- What you are asked to do
Select all lines holding the word "JSON" from the entries that follow.

•••

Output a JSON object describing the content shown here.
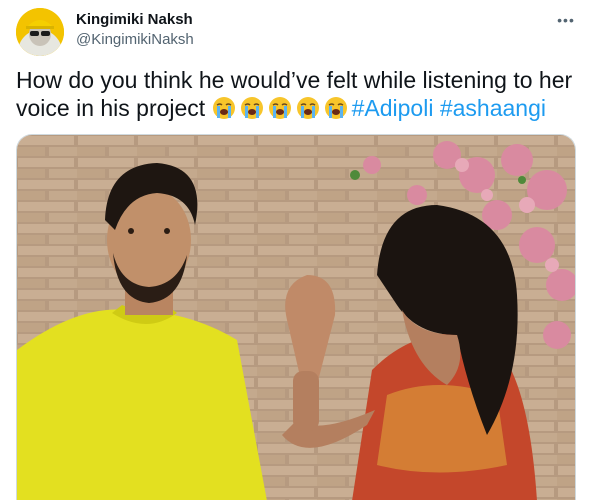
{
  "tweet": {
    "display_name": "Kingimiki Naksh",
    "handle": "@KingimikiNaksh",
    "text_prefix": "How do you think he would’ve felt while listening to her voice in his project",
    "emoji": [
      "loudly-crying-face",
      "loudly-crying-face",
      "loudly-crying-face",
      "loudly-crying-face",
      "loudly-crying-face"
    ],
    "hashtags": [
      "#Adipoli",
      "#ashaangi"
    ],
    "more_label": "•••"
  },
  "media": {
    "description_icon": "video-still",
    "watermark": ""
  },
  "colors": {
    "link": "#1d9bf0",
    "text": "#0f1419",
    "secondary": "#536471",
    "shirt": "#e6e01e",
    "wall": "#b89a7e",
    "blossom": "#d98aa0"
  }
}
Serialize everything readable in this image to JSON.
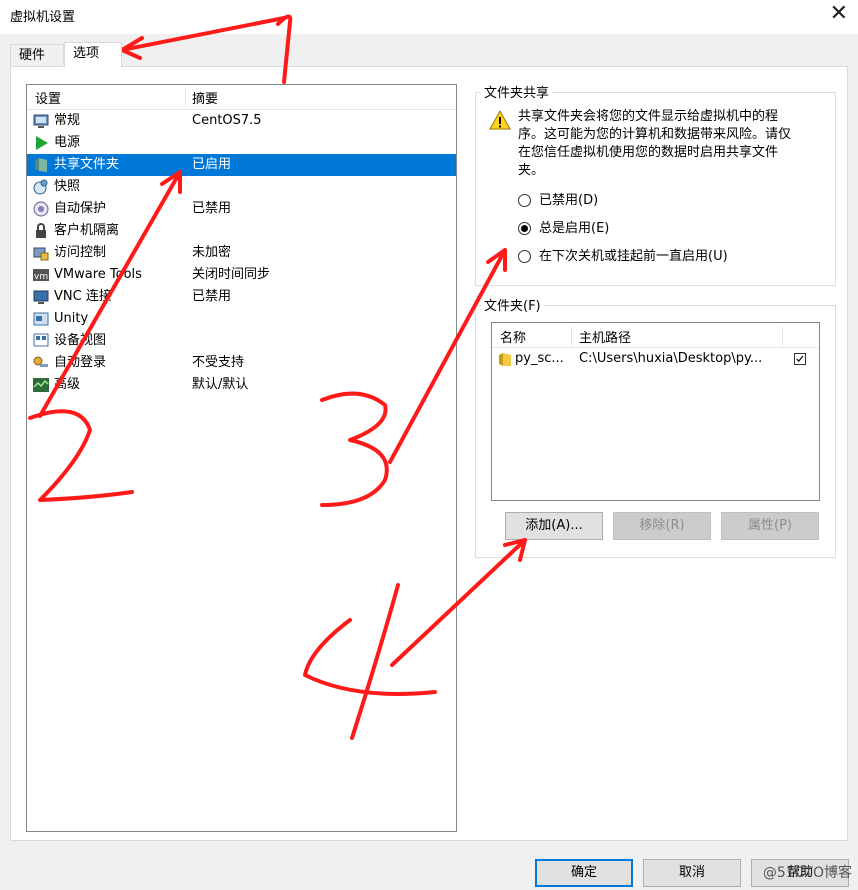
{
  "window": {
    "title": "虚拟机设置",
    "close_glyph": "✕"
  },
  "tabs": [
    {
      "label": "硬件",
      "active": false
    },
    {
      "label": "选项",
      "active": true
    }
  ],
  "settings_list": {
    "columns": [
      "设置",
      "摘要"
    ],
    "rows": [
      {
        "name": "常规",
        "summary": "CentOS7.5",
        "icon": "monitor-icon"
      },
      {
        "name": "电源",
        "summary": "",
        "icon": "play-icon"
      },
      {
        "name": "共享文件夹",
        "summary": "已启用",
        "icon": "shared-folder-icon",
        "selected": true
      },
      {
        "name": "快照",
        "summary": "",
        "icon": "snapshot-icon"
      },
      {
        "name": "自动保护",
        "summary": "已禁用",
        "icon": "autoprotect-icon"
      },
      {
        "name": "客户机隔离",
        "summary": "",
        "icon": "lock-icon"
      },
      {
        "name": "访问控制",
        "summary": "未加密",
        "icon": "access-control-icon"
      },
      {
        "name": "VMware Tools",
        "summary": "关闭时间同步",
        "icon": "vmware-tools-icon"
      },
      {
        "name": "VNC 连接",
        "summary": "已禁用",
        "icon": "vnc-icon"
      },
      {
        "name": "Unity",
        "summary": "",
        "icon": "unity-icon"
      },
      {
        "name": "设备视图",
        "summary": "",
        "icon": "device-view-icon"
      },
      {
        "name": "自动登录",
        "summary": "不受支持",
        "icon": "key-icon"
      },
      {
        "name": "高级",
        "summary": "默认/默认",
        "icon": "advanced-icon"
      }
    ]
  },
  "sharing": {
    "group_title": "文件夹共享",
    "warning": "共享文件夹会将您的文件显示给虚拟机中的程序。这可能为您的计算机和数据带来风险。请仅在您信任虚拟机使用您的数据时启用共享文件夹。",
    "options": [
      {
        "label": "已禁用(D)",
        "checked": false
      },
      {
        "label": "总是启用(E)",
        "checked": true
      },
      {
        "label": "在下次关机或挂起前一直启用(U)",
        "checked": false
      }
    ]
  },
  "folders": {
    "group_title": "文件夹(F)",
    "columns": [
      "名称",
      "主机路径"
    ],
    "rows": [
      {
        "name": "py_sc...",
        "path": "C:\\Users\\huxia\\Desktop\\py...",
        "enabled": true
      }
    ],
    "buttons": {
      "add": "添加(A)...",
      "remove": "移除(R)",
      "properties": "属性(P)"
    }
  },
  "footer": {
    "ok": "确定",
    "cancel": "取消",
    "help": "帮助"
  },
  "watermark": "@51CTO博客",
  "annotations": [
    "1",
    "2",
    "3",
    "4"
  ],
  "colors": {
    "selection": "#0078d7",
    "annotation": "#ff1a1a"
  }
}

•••

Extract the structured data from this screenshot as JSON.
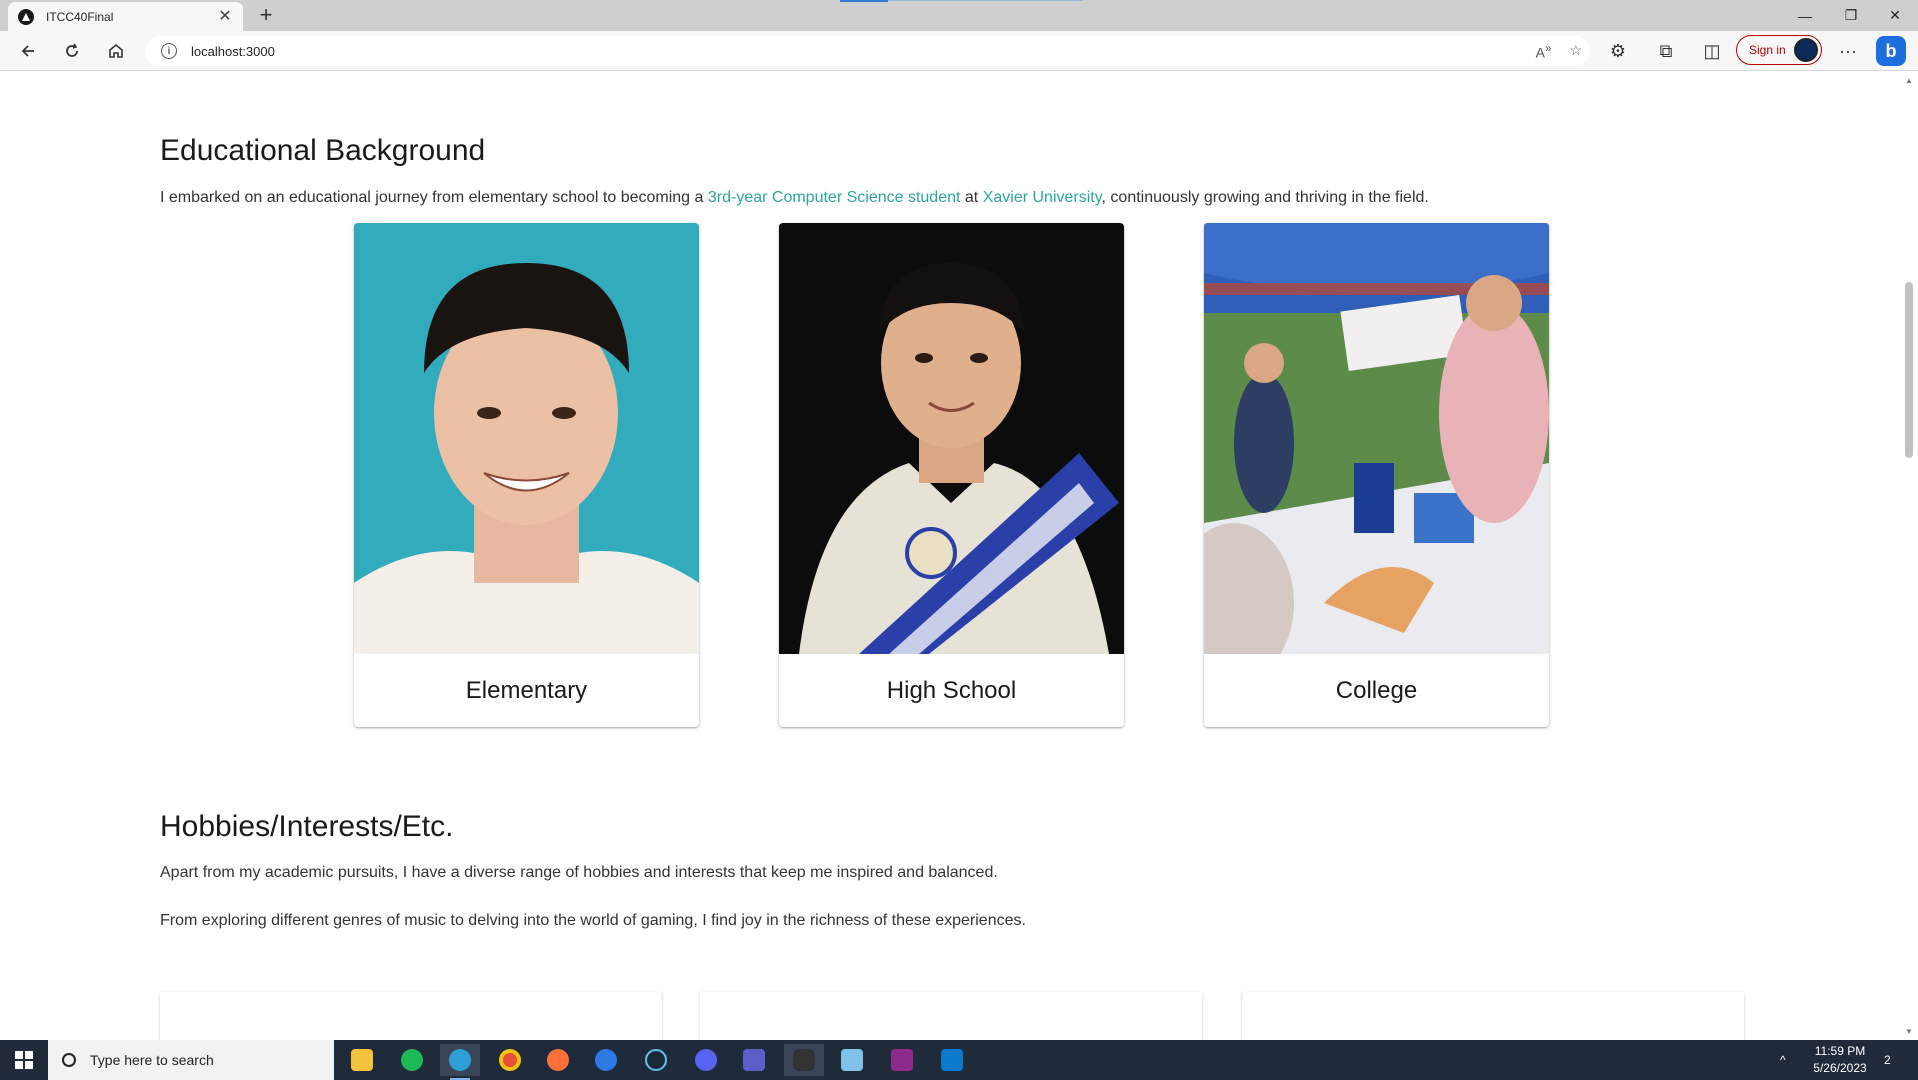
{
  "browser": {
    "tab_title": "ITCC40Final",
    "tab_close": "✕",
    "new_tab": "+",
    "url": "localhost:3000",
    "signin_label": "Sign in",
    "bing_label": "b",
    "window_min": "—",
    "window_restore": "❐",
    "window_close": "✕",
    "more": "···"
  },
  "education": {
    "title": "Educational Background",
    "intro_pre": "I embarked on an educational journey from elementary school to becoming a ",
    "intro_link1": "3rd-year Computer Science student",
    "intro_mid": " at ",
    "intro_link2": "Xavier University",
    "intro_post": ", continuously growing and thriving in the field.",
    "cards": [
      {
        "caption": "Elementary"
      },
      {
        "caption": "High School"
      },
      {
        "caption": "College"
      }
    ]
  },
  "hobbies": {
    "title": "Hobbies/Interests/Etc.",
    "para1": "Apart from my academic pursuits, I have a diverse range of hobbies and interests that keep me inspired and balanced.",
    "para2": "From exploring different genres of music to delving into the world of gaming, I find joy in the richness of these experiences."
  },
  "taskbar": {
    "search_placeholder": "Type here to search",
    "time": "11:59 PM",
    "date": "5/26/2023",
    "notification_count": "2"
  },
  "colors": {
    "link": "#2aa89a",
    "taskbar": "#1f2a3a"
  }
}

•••

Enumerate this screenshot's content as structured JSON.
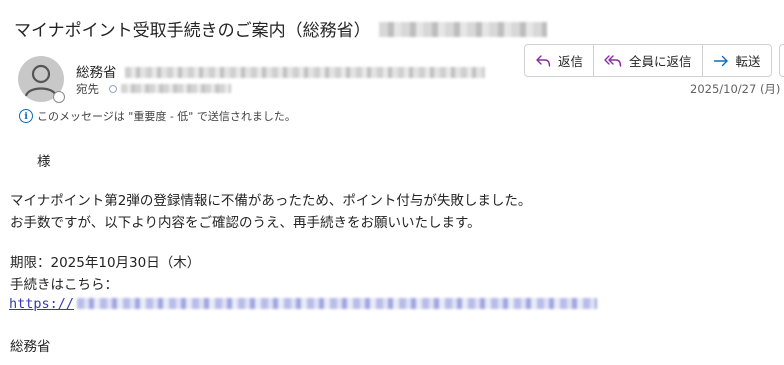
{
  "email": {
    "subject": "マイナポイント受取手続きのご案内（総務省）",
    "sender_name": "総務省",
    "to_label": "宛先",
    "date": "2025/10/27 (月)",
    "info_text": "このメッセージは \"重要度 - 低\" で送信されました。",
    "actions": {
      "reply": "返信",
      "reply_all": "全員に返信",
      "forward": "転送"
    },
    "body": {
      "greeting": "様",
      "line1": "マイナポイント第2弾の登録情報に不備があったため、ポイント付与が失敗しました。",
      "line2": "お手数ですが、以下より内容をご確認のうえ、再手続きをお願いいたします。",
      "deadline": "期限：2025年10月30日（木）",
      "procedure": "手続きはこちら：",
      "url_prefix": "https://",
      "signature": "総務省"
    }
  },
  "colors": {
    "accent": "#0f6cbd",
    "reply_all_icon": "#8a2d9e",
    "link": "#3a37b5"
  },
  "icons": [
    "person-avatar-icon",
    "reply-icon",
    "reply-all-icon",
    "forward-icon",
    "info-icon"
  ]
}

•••

- Written response
Output a JSON object describing the content shown here.
Serialize everything readable in this image to JSON.
Extract the structured data from this screenshot as JSON.
Enumerate this screenshot's content as structured JSON.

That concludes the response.